We ambled into Lavacolla with a lady we met at Albergue Susi in Trabadelo. She was stopping for lunch and then walking onto San Macros. Our accommodation was at the edge of a sleepy-looking town. Pensión Dorotea was located between Hostal San Paio, a bar/restaurant full of locals. We climbed what we thought were the stairs to the entrance to Pensión Dorotea entered, only to discover the door into the hotel corridor was locked. The local bar/restaurant lunch service had finished so I left Pam and Den on the terrace as they had ordered wine, and joined Cathy for lunch in the old-fashioned dining room of Pensión San Paio.

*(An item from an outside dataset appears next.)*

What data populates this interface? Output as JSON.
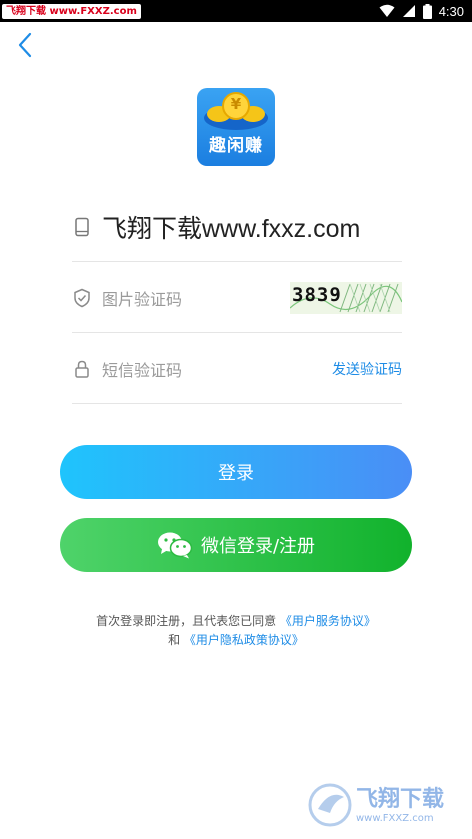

After lunch, I rejoined Pam and Den on the terrace and saw the actual entrance to Pensión Dorotea. We went upstairs, found our keys hanging up on a keyboard. We located our room at the end of the hallway, near the back entrance. It was massive, tiled room, with a double bed by the back wall, besides it a round table and chairs. Near the entrance, beside a large bathroom, and behind the room-divider was a single bed. The room was freezing, and we couldn’t find any heating! As it turned out, we had underfloor heating, which was controlled by the Hospitalier, who thankfully had arrived.
We had dinner with two other ladies we had met at Albergue Susi in the old-fashioned dining room of Pensión San Paio. It was a lovely evening but very sedate compared to last night.
Day Forty: Lavacolla – Santiago de Compostela.
I had a dream. “It is impossible to finish a journey, like this one, as you started it.”
Pam and Den had wanted to finish today, as they had started, walking together and carrying their pack bags. I also wanted to walk into Santiago de Compostela alone and had decided to carry my pink backpack. I had taken it on the Camino Portuguese and used on this camino. Both times I needed to pad out the shoulder straps to prevent chaffing. Porting this backpack also I felt, symbolised the need to leave something behind as an acknowledgement of change.
It was just after 7:00 am. I unpacked the pink pack, repacked my new daypack. Wished Den and Pam a Buen Camino and left them to finish their packing. I headed downstairs with both bags. I dropped off my pink backpack at reception, then walked out into the crisp morning air. The night sky was ebbing, and I had enough light to walk up the steep tree-lined path to the village of Villamaior, without my headlamp. I navigated my way through the narrow lanes of this village. At the end of the laneway, I saw Casa de Amancio. It seemed like the ideal place for breakfast. There wasn’t a breakfast menu, but they did have Santiago cake, freshly squeezed orange juice and of course, coffee. I sat alone, in a stone-walled dining room, and consumed a sugar-filled breakfast.
From here the path continued to undulate along a mountain crest. Rain clouds began to gather overhead as I walked into the village of San Marcos. I stopped and geared up for rain. A few minutes later, while making my way up to Monte del Gozo, the rain pelleted down. I stopped briefly at this modern monument.
I had seen very few walkers on the track; however, as I descended onto the wet pavements, and wanning rain, there seemed to be a steady stream of pilgrims. I entered the outer suburbs of Santiago de Compostela, stopping again to take photographs.
I had taken this route virtually so many times, and once on that fated Camino Portuguese trip by taxi. Entering through Porta de Camiño and making my way, on foot, through the maze of streets, alongside other pilgrims, was priceless. I didn’t want to rush. I wanted to savour the moment.
I had my photograph taken in front of the Cathedral, then walked over and congratulated Pam and Den. They asked me to take pictures of them in front of the Cathedral. Then they suggested that we go together to get our Compostela and Distance Certificate (799 km). It seemed fitting. We had a celebration lunch together then said goodbye.
As I walked toward my hotel, I passed a lady in a wheelchair, holding crutches and wheeled by a man, I blurted out “that was me three years ago.” To quote my cousin Chrissy, “Camino Finito…but in the best possible way this time.”
— Finito —